U.S. swimmers unfazed by tough competition World records were safe at lackluster trials

ATLANTA — ATLANTA -- The U.S. Olympic swimming trials did not produce a world record last March, which was reason enough at the time to wonder if the United States' historic prominence in the pool would soon be an Olympic memory.

The Chinese have emerged as swimming's new world power and there will be stiff competition from several other directions, but Olympic coach Richard Quick isn't ready to concede that the competitive tide has turned against the U.S. team.


"Ironically, the rest of the world is in the same situation," said Quick. "The Australians had kind of an average trials and the Chinese were kind of average, too, so I guess that the whole world is waiting for this meet."

The whole world won't have long to wait. The swimming competition begins today at the Georgia Tech Aquatic Center, and some of America's best hopes for hardware will hit the water this weekend.


Colorado's Amy Van Dyken and 29-year-old Angel Martino, who each qualified for four events, will be the first U.S. swimmers in the pool, competing in the preliminary heats of the women's 100-meter freestyle. Top men's medal hopeful Tom Dolan of Arlington, Va., swims in his first event -- the 400 individual medley -- tomorrow.

The first day of competition will feature one of the two North Baltimore Aquatic Club entries. Whitney Metzler will swim in the preliminaries of the women's 400 individual medley. Backstroker Beth Botsford does not compete in her first event until Monday.

The U.S. team also includes 14-year-old prodigy Amanda Beard and three-time Olympian Janet Evans, each of whom could make headlines in the next several days.

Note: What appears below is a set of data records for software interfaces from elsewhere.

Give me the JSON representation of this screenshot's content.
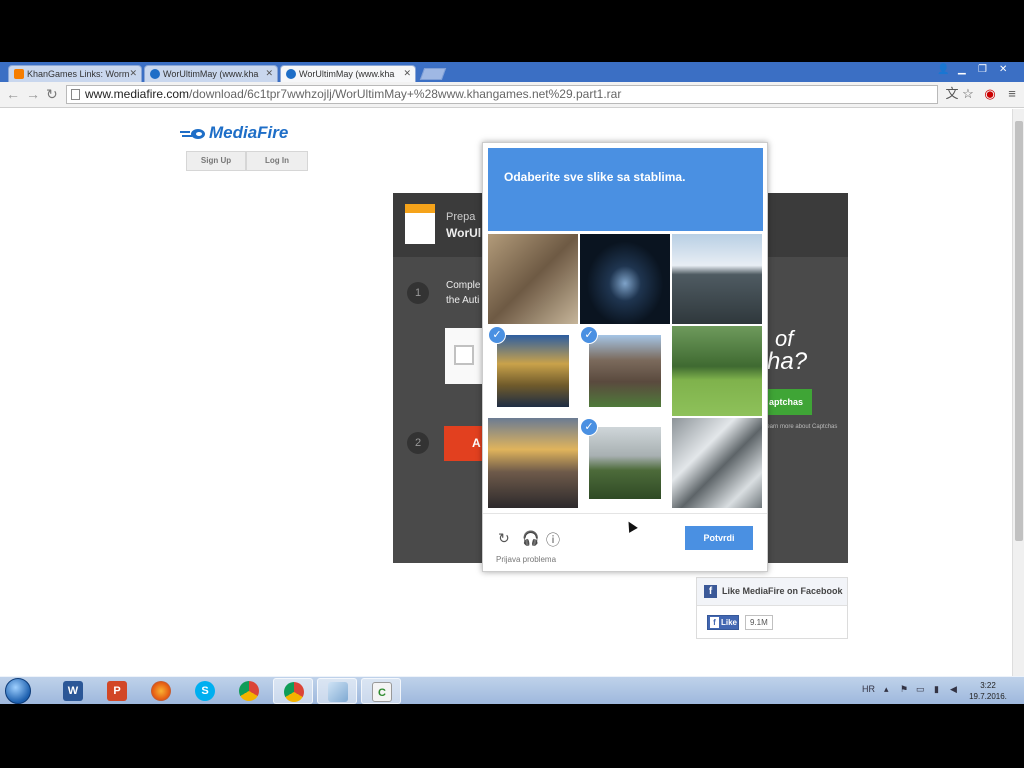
{
  "browser": {
    "tabs": [
      {
        "title": "KhanGames Links: Worm"
      },
      {
        "title": "WorUltimMay (www.kha"
      },
      {
        "title": "WorUltimMay (www.kha"
      }
    ],
    "url": {
      "scheme_host": "www.mediafire.com",
      "path": "/download/6c1tpr7wwhzojlj/WorUltimMay+%28www.khangames.net%29.part1.rar"
    }
  },
  "page": {
    "logo_text": "MediaFire",
    "sign_up_label": "Sign Up",
    "log_in_label": "Log In",
    "download_panel": {
      "file_line1": "Prepa",
      "file_line2": "WorUl",
      "step1_number": "1",
      "step1_text_line1": "Comple",
      "step1_text_line2": "the Auti",
      "step2_number": "2",
      "download_button_fragment": "A",
      "promo_word1": "of",
      "promo_word2": "cha?",
      "promo_button": "aptchas",
      "promo_note": "Learn more about Captchas"
    },
    "facebook": {
      "heading": "Like MediaFire on Facebook",
      "like_label": "Like",
      "like_count": "9.1M"
    }
  },
  "recaptcha": {
    "instruction_prefix": "Odaberite sve slike sa ",
    "instruction_keyword": "stablima",
    "instruction_suffix": ".",
    "tiles": [
      {
        "subject": "metal-sculpture",
        "selected": false
      },
      {
        "subject": "night-bridge",
        "selected": false
      },
      {
        "subject": "pier-over-water",
        "selected": false
      },
      {
        "subject": "tree-by-river",
        "selected": true
      },
      {
        "subject": "church",
        "selected": true
      },
      {
        "subject": "park-with-trees",
        "selected": false
      },
      {
        "subject": "sunset-over-city",
        "selected": false
      },
      {
        "subject": "hilltop-trees",
        "selected": true
      },
      {
        "subject": "snowy-mountains",
        "selected": false
      }
    ],
    "report_label": "Prijava problema",
    "verify_label": "Potvrdi"
  },
  "taskbar": {
    "language": "HR",
    "time": "3:22",
    "date": "19.7.2016."
  },
  "colors": {
    "recaptcha_blue": "#4a90e2",
    "mediafire_blue": "#1e6ec7",
    "download_red": "#e2401f",
    "promo_green": "#3fa536",
    "facebook_blue": "#3b5998"
  }
}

Dolan was the dominant figure at the trials in Indianapolis -- and should emerge as a major Olympic star -- but the lack of electricity in March did create a credibility gap that the rest of the U.S. team may find hard to fill.

Dolan was coming off a severe case of fatigue when he arrived at the trials, which may explain why he didn't spend that meet tearing pages out of the record book, but he has had more than four months to build toward his week in the Olympic spotlight.

"I know what I need to do," Dolan said. "Before the trials, everyone was stressed out about what I was going through, but I knew I was OK. I know I can do better here."

Nevertheless, at least one prominent teammate believes the media hype that has surrounded Dolan -- and his inspirational victory over chronic respiratory problems -- could end up with a double edge.

"He's being set up to fail," said Florida backstroker Tripp Schwenk. "If he doesn't win a couple of golds, it's not going to be good enough in the eyes of a lot of people."


The level of expectation is not nearly so high for the team as a whole, but assistant women's coach Murray Stephens doesn't think that the lack of record times at the trials necessarily means the U.S. team is weaker than the one that competed in Barcelona, Spain, in the 1992 Olympics.

"I think they basically went from the point of view of world records," said Stephens, who along with Metzler and Botsford will represent the North Baltimore Aquatic Club as well as his country. "The depth of times was not that different from 1992.

"If you look at the seeding, we're in the top four or five in every event with somebody, and in most cases the top three. Who knows whether everyone else deserves so much more credit than we do?"

The team got acclimated to the Georgia Tech facility last week, then traveled to Knoxville, Tenn., for a final week of preparation. There have been some speed bumps along the way -- like the slight shoulder injury suffered by Botsford on a plane flight last week -- but the coaching staff appears confident that the United States will be well-represented in the men's and women's competitions.

"I think the working atmosphere of this team has been excellent," Stephens said. "They aren't expecting a walkover, but they aren't expecting to get walked over either."

Botsford missed a couple of days of workouts with the sore shoulder, but apparently is healthy enough to be considered a medal contender in the 100- and 200-meter backstroke events, as well as the medley relay. The 200 is her better event, but her chances in the 100 may be improved with the absence of world record-holder Cihong He of China and defending Olympic champion Krisztina Egerszegi of Hungary from the field in that event.


Metzler also has had shoulder problems, but is ready to compete in the 400 individual medley early today. She qualified behind Allison Wagner and is ranked 14th in the world in her event, so she is not considered a strong medal candidate.

"They are back in reasonably good shape and in good spirits," Stephens said. "They are looking forward to swimming."

Marylanders' swimming schedule

L Today: Women's 400 individual medley (Whitney Metzler, NBAC)

Tomorrow: Men's 800 freestyle relay (Brad Schumacher, Bowie)

Monday: Women's 100 backstroke (Beth Botsford, NBAC)


Tuesday: Men's 400 freestyle relay (Schumacher)

Wednesday: Men's 100 butterfly (Mark Henderson, Fort Washington)

Thursday: Women's 200 back (Botsford)

Pub Date: 7/20/96